Egunjobi, “You have to learn the rituals and esoteric incantations and songs of
The settings in the text involves
the bush path, narrow colonial road, blacksmith shed, public square and Ogunwale’s compound and other places within the Gbodo community. It is equally
important to mention places used in the book both fictive and factual names
such as Osun Osogbo, River Owena, Erinmo Waterfall on pg. 43; Olumo Rock, Odo
ogun, Idanre hills on pg. 69. Others are Orole rocks, River Gbodo, River Ogbese,
Igbo Iyeye and gbo Odan.
These names and settings are
typically that of the Savannah in Western Nigeria. The language as earlier
shows that the settings are within Yoruba land.
There are elements of contrast in
the text, such as the Igba Aye and Igba Orun. Igba Aye is the royal powers
of the lineage that must not meet the Igba
Orun which is a representation of the terrestrial powers.
Another contrasting element is
African technology and European technology. African technology has made

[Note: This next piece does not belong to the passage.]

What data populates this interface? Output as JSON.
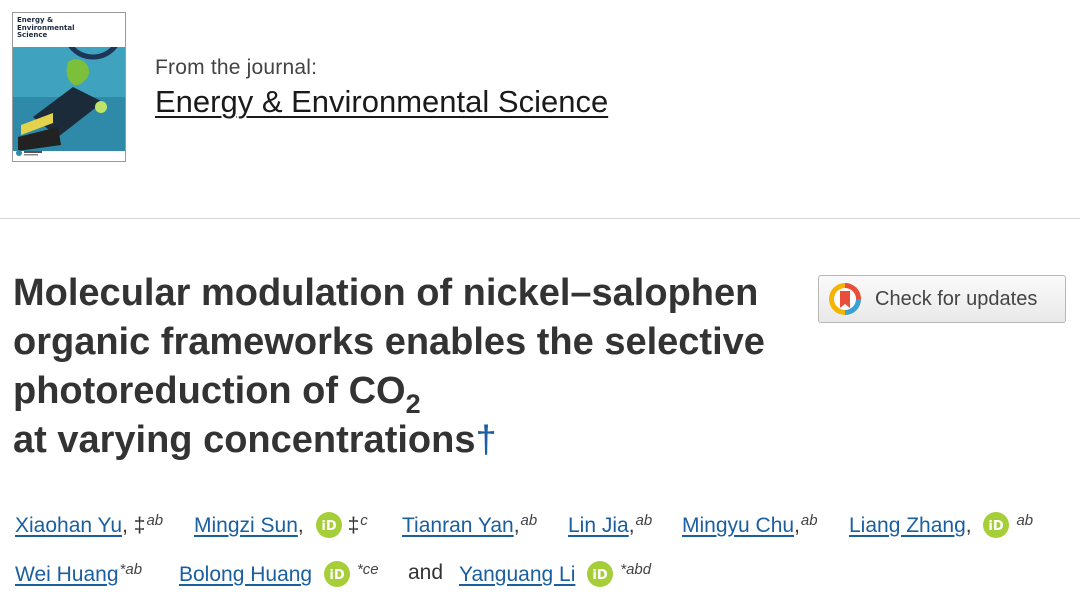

traditional medicine, guns, carved woods, bead, cloth dyeing, pot making, hair
weaving styles amongst others while Eurporean technology include automobile
engineering, communication technology and road construction as evident in the
Every community has her form of
entertainment Ayo-Olopon was used in
the text to demonstrate how Yorubas relax before the advent of colonialism. The
game was a means of competing, bringing young men together for fun and
subsequently creating the only comic relief in the drama.
There were sideltalks although the
play; it opened the text and also when Oguntunde returned from abroad.
The gods at harvest is a tragic
text wherein pathetic things happened: Egunjobi who was not involved in his
father’s avarice practice paid for it and became maimed. The townspeople who
died during the struggle pg. 48, the death of Ogunwale despite all warnings.
Could this be considered fatalism?
Yoruba people uphold the valiant display
of manhood. Ogunwale went to die in the war because he cannot consider losing
the heir to the throne. He would rather die instead of his son.
However, a critic would find some
questions yet unanswered in the text. These include when Revd Copeland was asking
Oguntunde what he was discussing with his folks. It is written in English and
Revd Copeland was still asking what he was discussing with his people, does
Revd Copeland not understand English? Also, the townspeople called a vehicle,
Motor Car, and this was their first sighting of it, how do they know the name?
Prominent characters in the text
are Ogunwale who represents the re-enactment of tradition; he is an incarnate
of the deity of Ogun. He is lustfully driven towards women and he is impulsive
in nature. Yeye-Ogun is the head of the local midwives and also of the
market-women. She power that can help those who are oppressed. Her support for
the king can be likened to that of Efunsetan Aniwura and Queen Amina of Zauzau.
She upholds the tradition.
Others are Oguntunde represents the
new order that brought civilization as a result of his contact with the
whitemen. He is the early black returnee, interpreter for the colonialist, repatriated
slave and foremost elite. Ogboriefon is the custodian of “Elegbara”, his quest
for power made him maimed. Ogboriefon is actually a nickname for strong people.
Adesewa typifies encouragement at all times. Her romantic fleece with Ogunwale
set in the climax of the text. The farmer is the vocal comrade for the masses;
he is brave, confrontational and has an unwavering personality.
The use of magic is abundant in
the text. The character of the witches, the thunder that struck the ladies on
pg. 14 and the supplication to the witches on pg. 42 all reflect the central
role of the fabulous and mythic in indigenous culture that were once dismissed
by the colonial aesthetic preoccupations.
African texts have the key to remain
indigenous as much as the playwright is knowledgeable of the culture. African
plays remains African because it is an African version of the English language
which can be considered as bilingualism, which has created an identity for
African writers and this, has been done dexterously by Professor Nelson Fasina.